━━━ DATA SUPPLIED

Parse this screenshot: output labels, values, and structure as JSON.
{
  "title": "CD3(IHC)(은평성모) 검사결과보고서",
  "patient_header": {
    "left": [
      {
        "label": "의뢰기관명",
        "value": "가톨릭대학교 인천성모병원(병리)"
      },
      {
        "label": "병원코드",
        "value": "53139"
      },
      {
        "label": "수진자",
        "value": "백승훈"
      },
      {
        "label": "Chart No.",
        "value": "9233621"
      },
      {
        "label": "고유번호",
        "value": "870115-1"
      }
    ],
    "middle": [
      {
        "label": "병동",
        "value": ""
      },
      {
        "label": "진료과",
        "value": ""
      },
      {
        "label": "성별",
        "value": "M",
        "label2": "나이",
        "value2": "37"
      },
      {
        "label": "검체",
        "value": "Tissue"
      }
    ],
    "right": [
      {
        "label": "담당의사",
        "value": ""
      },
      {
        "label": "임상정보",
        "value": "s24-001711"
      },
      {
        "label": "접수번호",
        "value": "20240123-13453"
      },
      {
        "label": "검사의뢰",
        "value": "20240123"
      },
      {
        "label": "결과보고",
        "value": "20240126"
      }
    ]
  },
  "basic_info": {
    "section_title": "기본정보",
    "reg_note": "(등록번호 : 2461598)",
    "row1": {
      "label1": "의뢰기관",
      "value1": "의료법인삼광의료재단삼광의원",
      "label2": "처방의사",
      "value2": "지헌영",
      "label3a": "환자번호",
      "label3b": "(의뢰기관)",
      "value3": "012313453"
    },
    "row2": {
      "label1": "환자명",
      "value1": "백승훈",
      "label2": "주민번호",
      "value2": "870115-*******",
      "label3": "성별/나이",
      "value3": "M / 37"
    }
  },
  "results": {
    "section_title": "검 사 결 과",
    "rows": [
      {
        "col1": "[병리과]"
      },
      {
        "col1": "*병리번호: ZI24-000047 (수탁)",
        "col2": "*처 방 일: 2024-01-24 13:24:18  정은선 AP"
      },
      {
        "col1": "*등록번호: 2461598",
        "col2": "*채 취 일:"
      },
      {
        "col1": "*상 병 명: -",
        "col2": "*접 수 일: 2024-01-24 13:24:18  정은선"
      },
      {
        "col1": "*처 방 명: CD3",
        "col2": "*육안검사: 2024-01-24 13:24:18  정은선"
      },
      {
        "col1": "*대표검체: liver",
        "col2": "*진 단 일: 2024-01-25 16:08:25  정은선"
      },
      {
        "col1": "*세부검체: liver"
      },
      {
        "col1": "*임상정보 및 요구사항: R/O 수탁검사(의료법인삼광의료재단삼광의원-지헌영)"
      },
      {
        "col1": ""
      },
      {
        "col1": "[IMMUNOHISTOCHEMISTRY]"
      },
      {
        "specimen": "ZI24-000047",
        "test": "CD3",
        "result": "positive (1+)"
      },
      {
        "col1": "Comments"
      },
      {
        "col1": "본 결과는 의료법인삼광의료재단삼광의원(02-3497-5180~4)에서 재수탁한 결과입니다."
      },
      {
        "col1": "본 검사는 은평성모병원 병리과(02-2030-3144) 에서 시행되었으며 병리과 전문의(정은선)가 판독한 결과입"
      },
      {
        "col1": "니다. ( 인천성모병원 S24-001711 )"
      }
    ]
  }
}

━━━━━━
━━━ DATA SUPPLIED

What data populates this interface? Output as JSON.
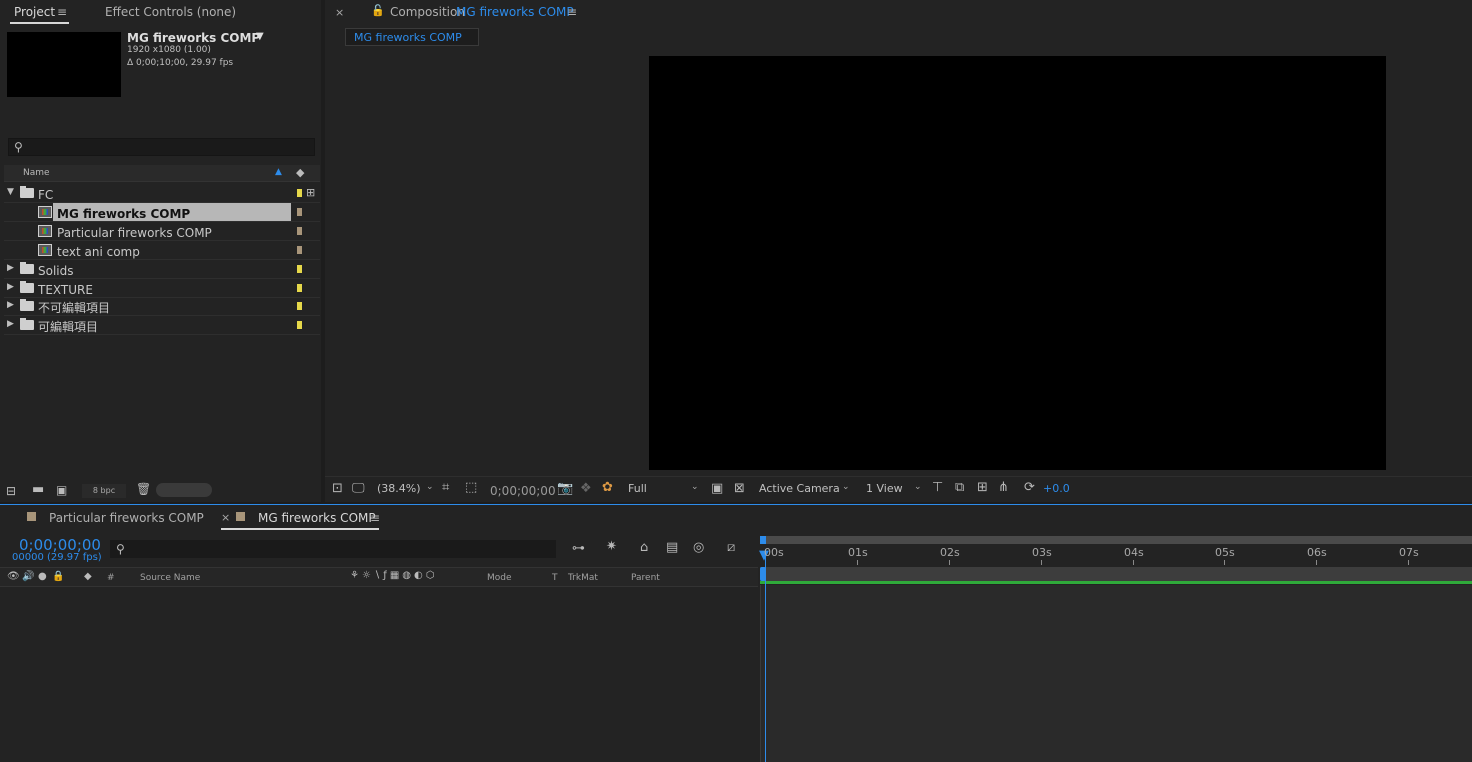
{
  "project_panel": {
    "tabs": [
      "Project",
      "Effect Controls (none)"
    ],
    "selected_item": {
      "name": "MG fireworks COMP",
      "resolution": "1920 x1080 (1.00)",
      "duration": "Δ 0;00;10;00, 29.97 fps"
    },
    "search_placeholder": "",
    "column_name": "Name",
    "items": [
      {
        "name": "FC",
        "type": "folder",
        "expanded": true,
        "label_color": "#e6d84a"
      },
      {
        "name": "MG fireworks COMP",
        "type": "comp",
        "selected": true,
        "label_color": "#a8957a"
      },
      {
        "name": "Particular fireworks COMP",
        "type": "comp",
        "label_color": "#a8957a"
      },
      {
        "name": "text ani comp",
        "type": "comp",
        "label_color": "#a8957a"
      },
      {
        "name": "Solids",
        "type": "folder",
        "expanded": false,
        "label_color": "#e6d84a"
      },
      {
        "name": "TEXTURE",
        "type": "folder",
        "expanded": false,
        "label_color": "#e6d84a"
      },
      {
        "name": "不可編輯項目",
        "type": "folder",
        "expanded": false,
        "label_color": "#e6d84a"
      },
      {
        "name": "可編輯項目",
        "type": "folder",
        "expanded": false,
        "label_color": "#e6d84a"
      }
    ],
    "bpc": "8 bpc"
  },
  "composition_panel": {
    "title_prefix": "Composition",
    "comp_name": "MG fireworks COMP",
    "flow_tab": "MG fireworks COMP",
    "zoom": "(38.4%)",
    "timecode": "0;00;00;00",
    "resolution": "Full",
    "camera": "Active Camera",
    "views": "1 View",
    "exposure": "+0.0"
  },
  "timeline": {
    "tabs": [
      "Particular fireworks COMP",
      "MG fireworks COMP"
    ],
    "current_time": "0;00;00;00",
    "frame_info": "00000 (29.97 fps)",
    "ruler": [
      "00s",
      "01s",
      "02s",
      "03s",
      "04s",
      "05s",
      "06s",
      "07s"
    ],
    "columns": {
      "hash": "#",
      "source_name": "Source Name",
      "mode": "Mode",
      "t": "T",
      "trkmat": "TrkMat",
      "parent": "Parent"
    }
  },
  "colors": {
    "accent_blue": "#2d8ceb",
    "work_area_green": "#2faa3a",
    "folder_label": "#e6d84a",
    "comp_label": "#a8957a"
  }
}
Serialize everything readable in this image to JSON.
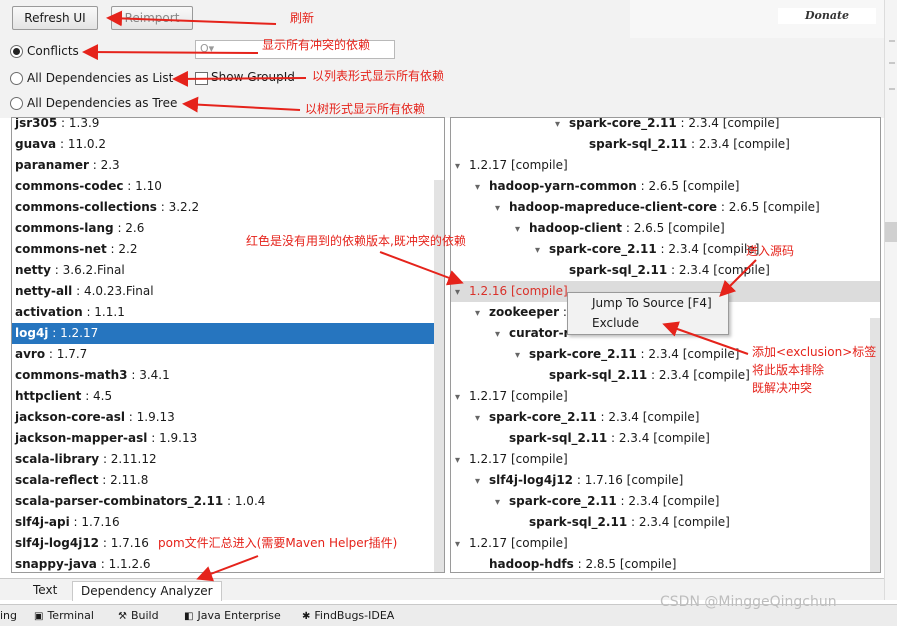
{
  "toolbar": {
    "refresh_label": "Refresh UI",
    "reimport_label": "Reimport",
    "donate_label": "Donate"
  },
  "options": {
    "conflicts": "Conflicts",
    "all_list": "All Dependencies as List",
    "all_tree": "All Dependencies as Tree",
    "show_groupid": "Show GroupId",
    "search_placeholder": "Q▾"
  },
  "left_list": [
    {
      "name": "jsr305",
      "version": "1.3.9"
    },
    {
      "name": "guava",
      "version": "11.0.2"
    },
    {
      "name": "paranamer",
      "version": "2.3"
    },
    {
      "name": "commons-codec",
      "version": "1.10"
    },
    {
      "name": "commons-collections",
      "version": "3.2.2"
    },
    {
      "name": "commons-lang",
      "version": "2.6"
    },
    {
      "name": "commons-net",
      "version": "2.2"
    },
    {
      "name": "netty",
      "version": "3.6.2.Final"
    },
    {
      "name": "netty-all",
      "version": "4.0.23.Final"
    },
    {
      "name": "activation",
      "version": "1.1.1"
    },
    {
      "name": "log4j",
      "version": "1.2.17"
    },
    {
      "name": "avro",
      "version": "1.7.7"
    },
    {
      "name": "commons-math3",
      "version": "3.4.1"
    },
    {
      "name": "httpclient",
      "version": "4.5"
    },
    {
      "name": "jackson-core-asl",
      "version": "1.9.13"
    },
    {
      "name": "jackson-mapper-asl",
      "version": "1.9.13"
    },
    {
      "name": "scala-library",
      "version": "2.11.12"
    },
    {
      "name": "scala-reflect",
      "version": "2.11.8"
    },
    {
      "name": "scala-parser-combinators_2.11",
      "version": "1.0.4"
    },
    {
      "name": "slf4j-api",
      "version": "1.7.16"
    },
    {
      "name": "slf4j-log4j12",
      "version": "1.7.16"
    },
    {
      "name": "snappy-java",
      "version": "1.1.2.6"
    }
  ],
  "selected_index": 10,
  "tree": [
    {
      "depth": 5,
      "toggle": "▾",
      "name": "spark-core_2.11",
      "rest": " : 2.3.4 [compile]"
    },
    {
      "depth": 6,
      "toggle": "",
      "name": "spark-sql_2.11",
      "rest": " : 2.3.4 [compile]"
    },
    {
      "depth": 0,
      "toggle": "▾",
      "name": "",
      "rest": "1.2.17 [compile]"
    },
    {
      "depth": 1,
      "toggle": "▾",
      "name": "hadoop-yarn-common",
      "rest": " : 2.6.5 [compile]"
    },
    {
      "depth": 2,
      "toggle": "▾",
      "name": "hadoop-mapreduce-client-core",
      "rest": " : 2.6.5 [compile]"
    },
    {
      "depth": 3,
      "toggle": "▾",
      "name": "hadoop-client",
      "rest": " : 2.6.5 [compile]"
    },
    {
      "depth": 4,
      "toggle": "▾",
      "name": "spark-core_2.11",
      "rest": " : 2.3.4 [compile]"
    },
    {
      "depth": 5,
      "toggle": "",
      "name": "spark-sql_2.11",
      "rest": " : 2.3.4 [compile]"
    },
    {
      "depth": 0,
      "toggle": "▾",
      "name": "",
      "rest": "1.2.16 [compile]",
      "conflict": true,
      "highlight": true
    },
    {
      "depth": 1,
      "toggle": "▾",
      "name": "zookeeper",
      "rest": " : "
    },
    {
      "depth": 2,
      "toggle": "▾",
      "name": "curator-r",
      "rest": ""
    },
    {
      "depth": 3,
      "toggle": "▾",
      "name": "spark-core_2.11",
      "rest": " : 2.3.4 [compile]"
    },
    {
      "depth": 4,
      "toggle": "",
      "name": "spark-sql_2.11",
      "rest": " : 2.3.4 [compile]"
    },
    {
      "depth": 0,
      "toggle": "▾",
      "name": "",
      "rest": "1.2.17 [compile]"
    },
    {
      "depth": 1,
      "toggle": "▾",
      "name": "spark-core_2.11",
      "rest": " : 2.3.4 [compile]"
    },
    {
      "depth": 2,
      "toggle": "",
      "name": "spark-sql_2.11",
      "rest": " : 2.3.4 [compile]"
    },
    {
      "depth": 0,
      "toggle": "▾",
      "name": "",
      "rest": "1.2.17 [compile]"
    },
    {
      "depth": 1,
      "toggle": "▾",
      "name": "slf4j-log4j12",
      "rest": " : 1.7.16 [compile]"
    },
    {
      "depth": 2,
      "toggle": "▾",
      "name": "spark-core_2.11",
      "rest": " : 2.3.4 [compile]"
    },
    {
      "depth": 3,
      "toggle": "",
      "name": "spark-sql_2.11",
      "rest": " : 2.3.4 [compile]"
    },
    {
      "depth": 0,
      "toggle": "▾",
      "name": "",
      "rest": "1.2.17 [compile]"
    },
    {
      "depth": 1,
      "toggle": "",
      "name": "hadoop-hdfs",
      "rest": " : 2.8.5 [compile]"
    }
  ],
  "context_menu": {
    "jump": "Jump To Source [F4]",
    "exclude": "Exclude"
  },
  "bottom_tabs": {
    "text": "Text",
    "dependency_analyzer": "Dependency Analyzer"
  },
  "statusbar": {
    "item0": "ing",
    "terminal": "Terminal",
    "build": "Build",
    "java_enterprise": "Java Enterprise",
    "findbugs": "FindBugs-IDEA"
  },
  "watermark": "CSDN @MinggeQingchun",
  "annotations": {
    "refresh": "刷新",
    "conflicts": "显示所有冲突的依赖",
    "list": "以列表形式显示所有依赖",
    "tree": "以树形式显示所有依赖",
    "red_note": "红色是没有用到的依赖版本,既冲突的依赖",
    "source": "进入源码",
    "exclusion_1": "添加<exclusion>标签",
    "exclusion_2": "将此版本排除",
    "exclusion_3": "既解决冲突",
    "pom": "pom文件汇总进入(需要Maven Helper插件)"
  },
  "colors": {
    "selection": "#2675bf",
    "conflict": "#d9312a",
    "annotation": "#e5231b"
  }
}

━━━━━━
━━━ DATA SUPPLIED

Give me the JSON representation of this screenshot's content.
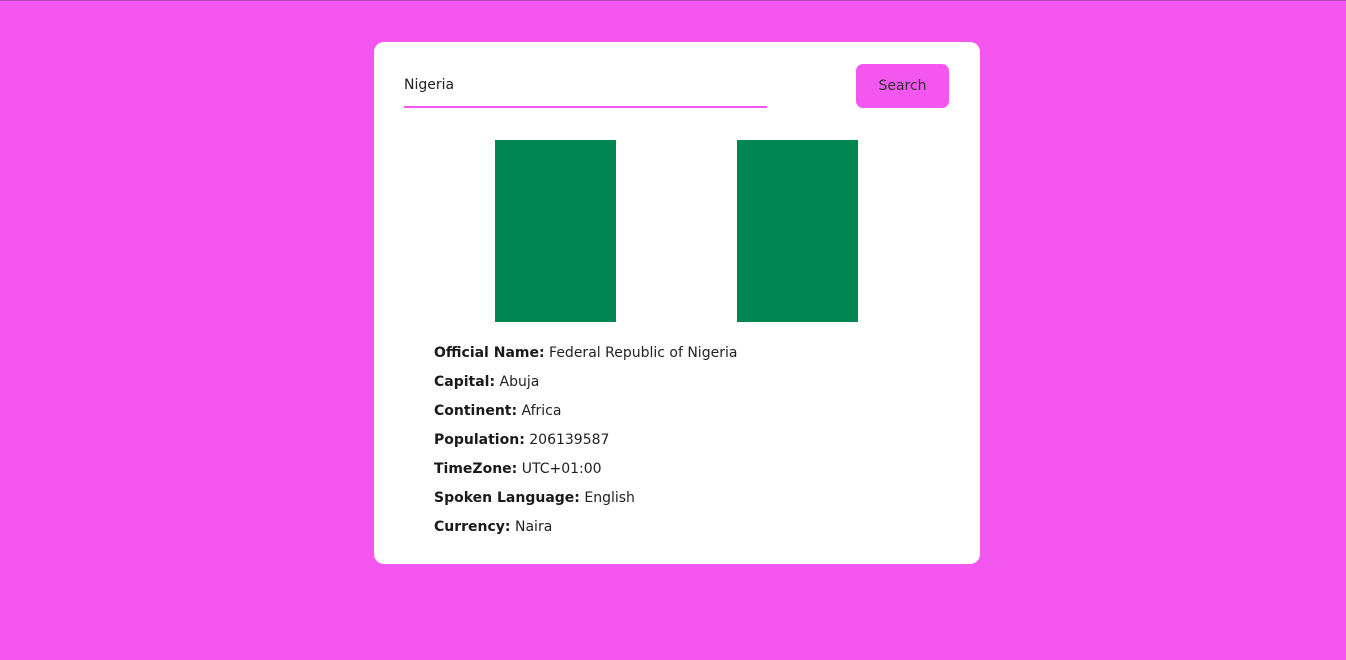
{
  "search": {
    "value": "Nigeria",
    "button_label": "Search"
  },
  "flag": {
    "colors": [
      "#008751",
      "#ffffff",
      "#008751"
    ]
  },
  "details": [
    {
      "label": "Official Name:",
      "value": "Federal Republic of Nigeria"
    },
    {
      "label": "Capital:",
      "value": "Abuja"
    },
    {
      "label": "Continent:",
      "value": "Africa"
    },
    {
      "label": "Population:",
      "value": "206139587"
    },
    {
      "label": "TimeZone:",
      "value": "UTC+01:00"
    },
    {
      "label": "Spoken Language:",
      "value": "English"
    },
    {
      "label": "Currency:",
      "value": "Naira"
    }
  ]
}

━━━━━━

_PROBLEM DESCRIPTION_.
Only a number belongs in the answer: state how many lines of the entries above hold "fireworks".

_TASK OUTPUT_.
7